19. ^ Aristotleʼs demonstration by refutation of the PNC is puzzling because, in so far as the latter forms the principle of principles for Aristotle, it should be possessed of a self-evidence rendering its demonstration nugatory, not to mention inconsistent. From a Heideggerian perspective, the endeavour testiﬁes to a shift in the nature of truth (apohansis rather than unveiling), and thus to a forgetting of Being. For a logician, on the other hand, it simply shows the incoherence of a logic of terms. See B. Cassin and M. Narcy, La decision du sens, Vrin, Paris, 1989. See also Terence Irwin, Aristotleʼs First Principles, Oxford University Press,
Oxford, 1988, and the exchange between Cassin and Irwin in B. Cassin, ed., Nos grecs et leurs modernes, Seuil, Paris, 1992.
20. ^ Cf. J.-J. Lecercle, The Violence of Language, Routledge,
London, 1990. By a curious coincidence, Deleuze and Guattariʼs conception of rhizome ʻcounterʼ conﬁrms Aristotle.
21. ^ Cassin suggests that the Sophist Refutations can be understood entirely in terms of the problem of homonymy. Also key aspects of Kantʼs approach to the illusions of reason in his ﬁrst Critique can be grasped in these terms. On homonymy, see J.C. Milner, Les noms indistincts, Seuil, Paris, 1983, an account of homonymy marred only by its excessively Lacanian aspect.
22. ^ Lʼeffet sophistique, p. 152.

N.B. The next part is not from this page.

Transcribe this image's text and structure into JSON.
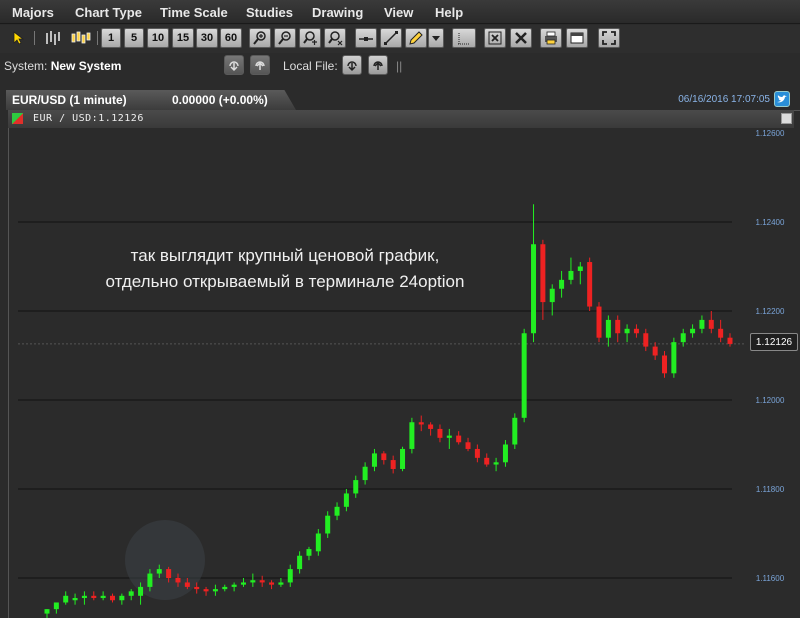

23. ^ Different from Plato (strictly hierarchical unity), Aristotle (moderate pluralism, itself, she argues, inﬂuenced by sophistry), Arendt (her conception of the primacy of the political equally inﬂuenced by sophistry), Heidegger (ultimately Platonic – that is, non-political).
24. ^ Berlinʼs ʻnegative libertyʼ. See Q. Skinner ʻThe Idea of Negative Libertyʼ, in Richard Rorty et al., eds, Philosophy in History, Cambridge University Press, Cambridge, 1984.
25. ^ Cited in Cassin, Lʼeffet sophistique, p. 275.
26. ^ Cited in ibid., p. 276.
27. ^ Cited in ibid., p. 275.
28. ^ In some respects, Cassinʼs inspiration here is Lyotardʼs The Differend.
29. ^ Cited in Lʼeffet sophistique, p. 174.
30. ^ Better still: What unity for what city? Cassinʼs analysis of chrematistics also suggests that sophistry is a factor in deterritorializing politics beyond the autarkic walls of the city. See ʻLogos, Khremata, Temporalitéʼ, in Lʼeffet sophistique, and ʻThe Accident of Timeʼ, in Eric Alliez, Capital Times, Minnesota University Press, Minneapolis, 1996.
31. ^ Cassin, Lʼeffet sophistique, p. 372.
32. ^ Ibid.
33. ^ Gorgias, ʻEncomium of Helenʼ, in Aristotle, Rhetoric, trans. G.A. Kennedy, Oxford University Press, Oxford, 1991.
34. ^ Theaetetus, 116d, 167d; Lʼeffet sophistique, p. 111. In this sense sophist logology is not unlike the psychoanalytic talking cure and Deleuze and Guattariʼs Rhizome, one principle of which is that everything can and must be connected to everything else.
35. ^ For more on this, see Michel Haar, The Song of the Earth, Indiana University Press, Bloomington, 1983.
36. ^ Political science would perhaps abolish such contingency by circumscribing it in a previously deﬁned ﬁeld of possibilities. The sophist kairos with its opportune moment offers some interesting analogies with Machiavelliʼs Prince, seeking continuously to reinforce his power. Suggestive in this regard is Clement Rosset, Lʼanti-nature, PUF, Paris, 1970.
37. ^ Mouffe: ʻthe political cannot be restricted to a certain type of institution, or envisaged as constituting a speciﬁc sphere or level of society. It must be conceived as a dimension that is inherent to every human society and that determines our very ontological condition.ʼ Chantal Mouffe, The Return of the Political, Verso, London, 1993, p. 3, my stress.
38. ^ Cassin, Lʼeffet sophistique, p. 236.
39. ^ Étienne Balibar, ʻTrois concepts de la politiqueʼ, in La crainte des masses, Galilée, Paris, 1995.
40. ^ See the discussion ʻPhysique du discours/discours de la physiqueʼ in her Si Parmenide.